For anyone visiting Shetland, particularly with children, you too can get involved and use this as a handy guide for filling the days of your stay here.
Pssst... I've provided a list of links at the foot of this blog so you can read more about a few of these suggestions, otherwise, print off the checklist and take it with you!
The return of the seabirds is one of my favourite times of the year. It’s filled with hope and the reassurance that, despite everything, the cyclical processes that guide the natural world continue regardless of the latest news story that’s making the headlines and keeping us awake at night.
Shetland is a birders paradise, with over one million nesting seabirds returning to their noisy colonies every summer, breeding on cliffs, moors, beaches and, even within the walls of a 2,000-year-old broch, their return is a welcome sight after a long winter.
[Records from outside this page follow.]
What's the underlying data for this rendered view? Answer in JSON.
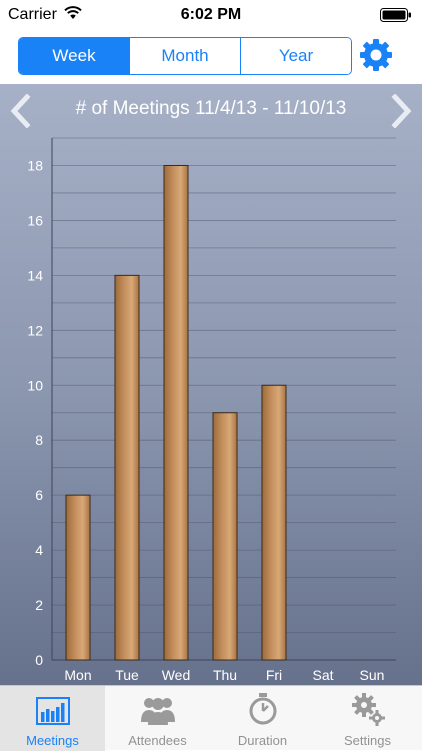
{
  "status_bar": {
    "carrier": "Carrier",
    "time": "6:02 PM"
  },
  "segments": [
    {
      "label": "Week",
      "active": true
    },
    {
      "label": "Month",
      "active": false
    },
    {
      "label": "Year",
      "active": false
    }
  ],
  "chart_title": "# of Meetings 11/4/13 - 11/10/13",
  "chart_data": {
    "type": "bar",
    "title": "# of Meetings 11/4/13 - 11/10/13",
    "categories": [
      "Mon",
      "Tue",
      "Wed",
      "Thu",
      "Fri",
      "Sat",
      "Sun"
    ],
    "values": [
      6,
      14,
      18,
      9,
      10,
      0,
      0
    ],
    "ylim": [
      0,
      19
    ],
    "y_ticks": [
      0,
      2,
      4,
      6,
      8,
      10,
      12,
      14,
      16,
      18
    ],
    "grid": true,
    "bar_color": "#c18c5a"
  },
  "tabs": [
    {
      "label": "Meetings",
      "icon": "bar-chart-icon",
      "active": true
    },
    {
      "label": "Attendees",
      "icon": "people-icon",
      "active": false
    },
    {
      "label": "Duration",
      "icon": "stopwatch-icon",
      "active": false
    },
    {
      "label": "Settings",
      "icon": "gears-icon",
      "active": false
    }
  ],
  "colors": {
    "accent": "#1a82f7",
    "chart_bg_top": "#a6b0c6",
    "chart_bg_bottom": "#66718c"
  }
}
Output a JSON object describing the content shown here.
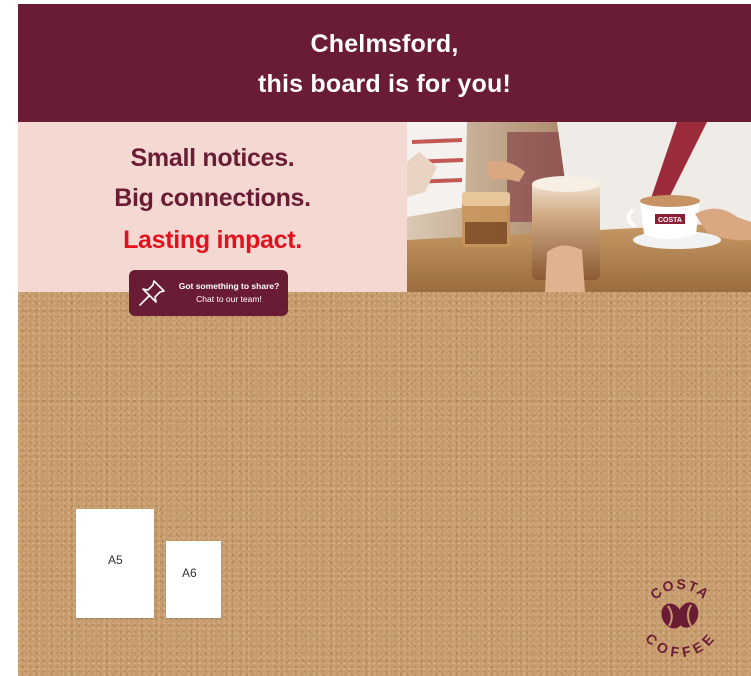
{
  "header": {
    "line1": "Chelmsford,",
    "line2": "this board is for you!"
  },
  "promo": {
    "line1": "Small notices.",
    "line2": "Big connections.",
    "line3": "Lasting impact.",
    "cta_title": "Got something to share?",
    "cta_subtitle": "Chat to our team!"
  },
  "photo": {
    "cup_brand": "COSTA"
  },
  "cork_board": {
    "notes": [
      {
        "label": "A5"
      },
      {
        "label": "A6"
      }
    ]
  },
  "logo": {
    "top_text": "COSTA",
    "bottom_text": "COFFEE"
  },
  "colors": {
    "brand_maroon": "#6b1c35",
    "accent_red": "#e3101e",
    "promo_background": "#f3d9d2",
    "cork": "#c79c6d"
  },
  "icons": [
    "pushpin-icon"
  ]
}
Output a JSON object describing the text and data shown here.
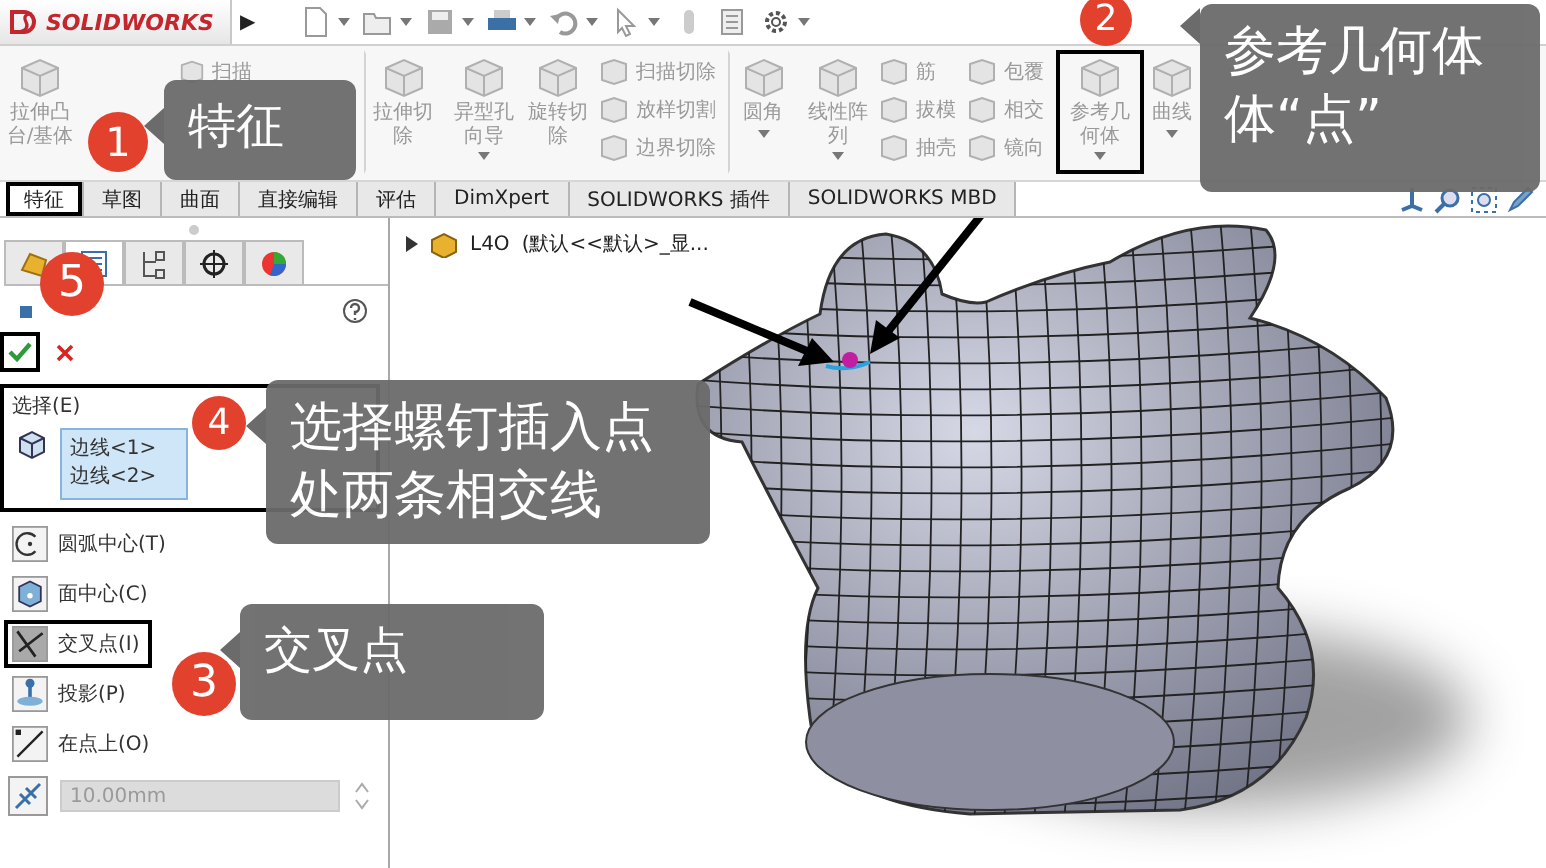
{
  "toolbar": {
    "logo": "SOLIDWORKS",
    "menu_arrow": "▶"
  },
  "ribbon": [
    {
      "kind": "large",
      "label": "拉伸凸台/基体",
      "highlighted": false,
      "dropdown": false
    },
    {
      "kind": "stack",
      "entries": [
        "扫描"
      ],
      "highlighted": false,
      "dropdown": false
    },
    {
      "kind": "large",
      "label": "拉伸切除",
      "highlighted": false,
      "dropdown": false
    },
    {
      "kind": "large",
      "label": "异型孔向导",
      "highlighted": false,
      "dropdown": true
    },
    {
      "kind": "large",
      "label": "旋转切除",
      "highlighted": false,
      "dropdown": false
    },
    {
      "kind": "stack",
      "entries": [
        "扫描切除",
        "放样切割",
        "边界切除"
      ],
      "highlighted": false,
      "dropdown": false
    },
    {
      "kind": "large",
      "label": "圆角",
      "highlighted": false,
      "dropdown": true
    },
    {
      "kind": "large",
      "label": "线性阵列",
      "highlighted": false,
      "dropdown": true
    },
    {
      "kind": "stack",
      "entries": [
        "筋",
        "拔模",
        "抽壳"
      ],
      "highlighted": false,
      "dropdown": false
    },
    {
      "kind": "stack",
      "entries": [
        "包覆",
        "相交",
        "镜向"
      ],
      "highlighted": false,
      "dropdown": false
    },
    {
      "kind": "large",
      "label": "参考几何体",
      "highlighted": true,
      "dropdown": true
    },
    {
      "kind": "large",
      "label": "曲线",
      "highlighted": false,
      "dropdown": true
    }
  ],
  "tabs": [
    {
      "label": "特征",
      "selected": true,
      "highlighted": true
    },
    {
      "label": "草图",
      "selected": false,
      "highlighted": false
    },
    {
      "label": "曲面",
      "selected": false,
      "highlighted": false
    },
    {
      "label": "直接编辑",
      "selected": false,
      "highlighted": false
    },
    {
      "label": "评估",
      "selected": false,
      "highlighted": false
    },
    {
      "label": "DimXpert",
      "selected": false,
      "highlighted": false
    },
    {
      "label": "SOLIDWORKS 插件",
      "selected": false,
      "highlighted": false
    },
    {
      "label": "SOLIDWORKS MBD",
      "selected": false,
      "highlighted": false
    }
  ],
  "panel": {
    "tabs": [
      {
        "kind": "feature",
        "selected": false
      },
      {
        "kind": "property",
        "selected": true
      },
      {
        "kind": "config",
        "selected": false
      },
      {
        "kind": "crosshair",
        "selected": false
      },
      {
        "kind": "appearance",
        "selected": false
      }
    ],
    "ok": {
      "highlighted": true
    },
    "selection": {
      "title": "选择(E)",
      "highlighted": true,
      "entries": [
        "边线<1>",
        "边线<2>"
      ]
    },
    "options": [
      {
        "kind": "arc-center",
        "label": "圆弧中心(T)",
        "selected": false,
        "highlighted": false
      },
      {
        "kind": "face-center",
        "label": "面中心(C)",
        "selected": false,
        "highlighted": false
      },
      {
        "kind": "intersection",
        "label": "交叉点(I)",
        "selected": true,
        "highlighted": true
      },
      {
        "kind": "projection",
        "label": "投影(P)",
        "selected": false,
        "highlighted": false
      },
      {
        "kind": "on-point",
        "label": "在点上(O)",
        "selected": false,
        "highlighted": false
      }
    ],
    "distance": {
      "value": "10.00mm",
      "disabled": true
    }
  },
  "viewport": {
    "tree": {
      "part": "L4O",
      "config": "(默认<<默认>_显..."
    }
  },
  "callouts": [
    {
      "number": "1",
      "text": "特征"
    },
    {
      "number": "2",
      "text": "参考几何体体“点”"
    },
    {
      "number": "5"
    },
    {
      "number": "4",
      "text": "选择螺钉插入点处两条相交线"
    },
    {
      "number": "3",
      "text": "交叉点"
    }
  ]
}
People often ask why the seabirds only return to land in the summer, and the answer is simple. Seabirds can’t lay an egg at sea, so they have to come ashore to breed. Once breeding is complete and the chick/s has fledged, they return to the sea – sometimes thousands of miles from the breeding grounds.
It’s no secret that a trip to Mousa is one of my favourite things to do, not only on tours but with my family too.
This year, The Mousa Boat is reopening following a period of closure due to covid and, although tourism is still restricted and the broch doors remain closed (for now, we hope they will reopen soon), this remains a fantastic trip nonetheless. This is the perfect family outing for those looking for staycation ideas within Shetland this summer and, we’re announcing a fantastic giveaway with this blog.
Trips to Mousa begin tomorrow (1st May) and, for locals or those travelling to Shetland from within the UK, these day-trips are the perfect way to explore one of Shetland’s best uninhabited islands.
Last weekend we visited Sumburgh Head and the fantastic new Unken Caffee. With commanding views out to sea and north across the South Mainland, it got me thinking about how past people lived and about the architecture, defensive or otherwise, that they built here.
Shetland’s South Mainland, at one time, was a highly fortified area. If we rewind about 2,000 years to the Iron Age and place ourselves at Sumburgh Head, the landscape would have been very different and, likely, quite intimidating.
At Sumburgh Head, where we stayed, an Iron Age fort, now lost to history, stood proudly on the headland. The next prominent headland to the southwest is Scatness and, right at the point of this headland sits the Ness of Burgi, the subject of today’s walk.
Folklore was a huge part of Shetland’s society and culture in pre-modern times. Many of the folktales have been written down and, although many have now been forgotten, they can still be found in books and literature.
The dramatic coastline and moorland expanses have given rise to a rich and deep-rooted culture of folklore, superstition and deeply-embedded traditions.
In the past, education, literature and access to news was limited, even within the isles. Travel for pleasure was almost unheard of, and a venture out into the neighbouring parish or district was a novelty. Friends and neighbours, particularly in winter, would gather together beside the fireside and share stories and tales of the past to occupy the long winter nights. This blog looks at giants in Shetland.
A little about Laurie
Hello, and welcome to my blog. I hope that you find what you're looking for, whether you are planning that perfect holiday or maybe you're from Shetland and looking for some inspiration. Hopefully, there is something here for everyone.